There’s been talk in the press of banning tackling from the game of rugby for school age children. I used to play rugby for my school and county and I loved it. It was about the only sport that I’d ever been good at; except for a brief growing spurt where I seemed to be able to run faster than the wind.
Rugby, like lots other competitive
team sports, has lots to offer. It’s a great team game and teaches you a range
of skills from strategy and hand-eye coordination through to singing a good
sweary song in the showers. Unfortunately, according to the British Journal of
Sports Medicine, the structure at the heart of the game, namely the collisions
and tackling involved that moves the game forward, has a ridiculously and
frightening high injury rate.
One piece of recent research followed 825 school-aged rugby players for one academic year. There were 426 injuries, of which 204 - almost a quarter of the total - kept the children from playing sport for 28 days or longer. It also found that there were 81 diagnosed concussions – that’s ten percent of the players in the survey. Thinking back I probably realised this when I played, in fact in my day it was probably higher.
We live in a society where kids are coddled. They don’t climb trees or play out late. They don’t take themselves off to school aged seven and hardly any of them have ever swum in a river on a hot summer’s afternoon. Parents wrap children in cotton wool and health and safety, along with the fear of litigation, stops schools from allowing almost anything in the playground including conkers. Of course rugby isn’t conkers. It’s an extreme contact sport more dangerous than boxing and many more schoolchildren play rugby than put on the gloves.
I’ve done both and I have to say, although my dalliance with the ring was short lived, I didn’t get the weekly injuries I did playing rugby. Nor did I end up in hospital flat on my back for weeks waiting for my inverted collarbone to fix itself back in place.
Thinking about my rugby playing schooldays I realise now just how much injury and pain it involved. Dislocations were common, bruises and bloodied noses not worth mentioning, and the pitch was often strewn with boys who had knocked each other out in a hard tackle. Once I heard the crack of bone as a femur snapped from twenty yards away and on one sad season a boy was killed. I still loved playing though. I loved the winning, the team, the muscles I developed and the thrill of finding myself on the team when I checked the notice board under the library. It made me one of the lads and girls were pretty impressed too.
Looking back though, it seems mad somehow. Why put yourself in so much danger and pain for a game? I was young, but I wasn’t stupid and after the incident with my collar bone I didn’t play much because I couldn’t go in hard on the tackle for fear it would pop again. I shouldn’t have played at all according to what the hospital said, but I still did for a while even though my collar bone threatens to come out even today when I lift a heavy box.
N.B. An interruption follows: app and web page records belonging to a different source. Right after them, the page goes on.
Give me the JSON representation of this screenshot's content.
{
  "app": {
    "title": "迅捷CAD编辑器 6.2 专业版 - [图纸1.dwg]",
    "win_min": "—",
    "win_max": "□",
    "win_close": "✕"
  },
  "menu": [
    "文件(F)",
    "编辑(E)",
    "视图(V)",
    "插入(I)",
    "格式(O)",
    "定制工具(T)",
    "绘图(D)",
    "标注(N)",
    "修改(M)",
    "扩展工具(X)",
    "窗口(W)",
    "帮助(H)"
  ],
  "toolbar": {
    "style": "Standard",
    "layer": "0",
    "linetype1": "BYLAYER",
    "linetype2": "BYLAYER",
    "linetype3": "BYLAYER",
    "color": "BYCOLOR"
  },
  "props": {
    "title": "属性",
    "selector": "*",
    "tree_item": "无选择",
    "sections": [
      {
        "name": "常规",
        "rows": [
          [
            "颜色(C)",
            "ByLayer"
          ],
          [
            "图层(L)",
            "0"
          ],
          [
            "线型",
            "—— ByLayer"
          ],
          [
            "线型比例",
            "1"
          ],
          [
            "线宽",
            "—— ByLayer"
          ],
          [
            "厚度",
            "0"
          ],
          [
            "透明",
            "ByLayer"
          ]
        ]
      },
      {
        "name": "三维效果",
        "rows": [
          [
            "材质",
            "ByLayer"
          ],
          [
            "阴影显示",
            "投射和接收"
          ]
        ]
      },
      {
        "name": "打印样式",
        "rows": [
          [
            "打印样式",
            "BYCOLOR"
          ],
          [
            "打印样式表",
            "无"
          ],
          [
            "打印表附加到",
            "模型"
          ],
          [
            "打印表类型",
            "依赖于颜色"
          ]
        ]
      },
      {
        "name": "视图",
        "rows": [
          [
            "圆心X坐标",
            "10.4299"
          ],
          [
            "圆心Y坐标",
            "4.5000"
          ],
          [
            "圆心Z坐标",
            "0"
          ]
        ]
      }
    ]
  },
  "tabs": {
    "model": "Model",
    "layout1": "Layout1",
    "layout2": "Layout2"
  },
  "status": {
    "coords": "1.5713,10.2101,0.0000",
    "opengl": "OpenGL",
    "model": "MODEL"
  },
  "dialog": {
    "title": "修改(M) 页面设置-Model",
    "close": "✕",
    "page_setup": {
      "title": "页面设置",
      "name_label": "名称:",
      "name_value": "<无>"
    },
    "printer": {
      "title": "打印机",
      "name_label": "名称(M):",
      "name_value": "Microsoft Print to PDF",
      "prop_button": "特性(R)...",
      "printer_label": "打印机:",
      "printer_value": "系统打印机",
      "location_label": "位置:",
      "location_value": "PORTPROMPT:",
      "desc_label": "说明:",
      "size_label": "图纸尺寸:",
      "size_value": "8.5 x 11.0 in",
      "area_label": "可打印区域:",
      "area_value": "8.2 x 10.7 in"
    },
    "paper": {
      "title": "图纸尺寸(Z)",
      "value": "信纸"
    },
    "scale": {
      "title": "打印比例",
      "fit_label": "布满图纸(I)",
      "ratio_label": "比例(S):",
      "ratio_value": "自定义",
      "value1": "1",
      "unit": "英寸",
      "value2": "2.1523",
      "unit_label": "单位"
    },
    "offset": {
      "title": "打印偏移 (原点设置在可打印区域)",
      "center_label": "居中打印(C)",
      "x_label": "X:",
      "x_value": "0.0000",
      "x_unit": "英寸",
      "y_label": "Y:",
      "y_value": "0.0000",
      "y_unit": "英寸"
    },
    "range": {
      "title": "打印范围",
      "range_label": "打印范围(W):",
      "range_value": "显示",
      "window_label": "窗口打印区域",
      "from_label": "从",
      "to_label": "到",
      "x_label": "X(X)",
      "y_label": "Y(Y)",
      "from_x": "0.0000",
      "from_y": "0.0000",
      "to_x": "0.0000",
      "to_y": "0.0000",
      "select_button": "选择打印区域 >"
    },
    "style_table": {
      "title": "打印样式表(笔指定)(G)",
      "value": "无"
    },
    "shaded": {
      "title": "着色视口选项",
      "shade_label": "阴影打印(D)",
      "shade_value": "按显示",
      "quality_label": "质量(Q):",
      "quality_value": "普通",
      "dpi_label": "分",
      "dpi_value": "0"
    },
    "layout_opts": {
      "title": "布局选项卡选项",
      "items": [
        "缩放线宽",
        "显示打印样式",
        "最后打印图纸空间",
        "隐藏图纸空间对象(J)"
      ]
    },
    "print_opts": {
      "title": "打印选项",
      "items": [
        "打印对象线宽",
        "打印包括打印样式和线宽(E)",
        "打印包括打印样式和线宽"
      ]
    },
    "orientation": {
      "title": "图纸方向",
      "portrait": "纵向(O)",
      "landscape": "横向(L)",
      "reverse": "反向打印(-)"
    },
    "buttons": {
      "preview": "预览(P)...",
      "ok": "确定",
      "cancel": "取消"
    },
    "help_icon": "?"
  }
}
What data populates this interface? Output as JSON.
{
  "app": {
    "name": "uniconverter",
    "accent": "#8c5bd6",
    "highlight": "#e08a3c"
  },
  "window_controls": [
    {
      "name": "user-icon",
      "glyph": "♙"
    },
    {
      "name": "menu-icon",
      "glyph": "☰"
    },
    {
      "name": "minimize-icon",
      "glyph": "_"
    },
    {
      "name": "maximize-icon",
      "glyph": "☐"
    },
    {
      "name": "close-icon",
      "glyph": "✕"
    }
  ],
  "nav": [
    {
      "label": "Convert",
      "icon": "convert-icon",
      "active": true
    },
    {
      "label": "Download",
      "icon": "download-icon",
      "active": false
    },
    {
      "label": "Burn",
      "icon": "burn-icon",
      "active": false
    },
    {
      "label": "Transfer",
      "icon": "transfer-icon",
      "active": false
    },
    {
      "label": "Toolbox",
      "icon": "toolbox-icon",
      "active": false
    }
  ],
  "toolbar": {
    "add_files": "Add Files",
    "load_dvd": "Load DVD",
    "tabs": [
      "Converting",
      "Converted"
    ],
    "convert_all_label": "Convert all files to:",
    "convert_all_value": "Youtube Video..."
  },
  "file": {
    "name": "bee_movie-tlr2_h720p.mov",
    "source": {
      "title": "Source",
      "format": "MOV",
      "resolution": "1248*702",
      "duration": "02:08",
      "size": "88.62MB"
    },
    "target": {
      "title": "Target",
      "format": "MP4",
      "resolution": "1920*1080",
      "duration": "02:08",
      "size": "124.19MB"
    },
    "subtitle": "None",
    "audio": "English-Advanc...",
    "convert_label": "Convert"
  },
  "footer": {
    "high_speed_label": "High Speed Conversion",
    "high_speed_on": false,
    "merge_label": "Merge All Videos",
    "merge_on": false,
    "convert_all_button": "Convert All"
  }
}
So where do I stand nowadays?
The alternative is that rugby will eventually die out in schools and that would be a terrible shame.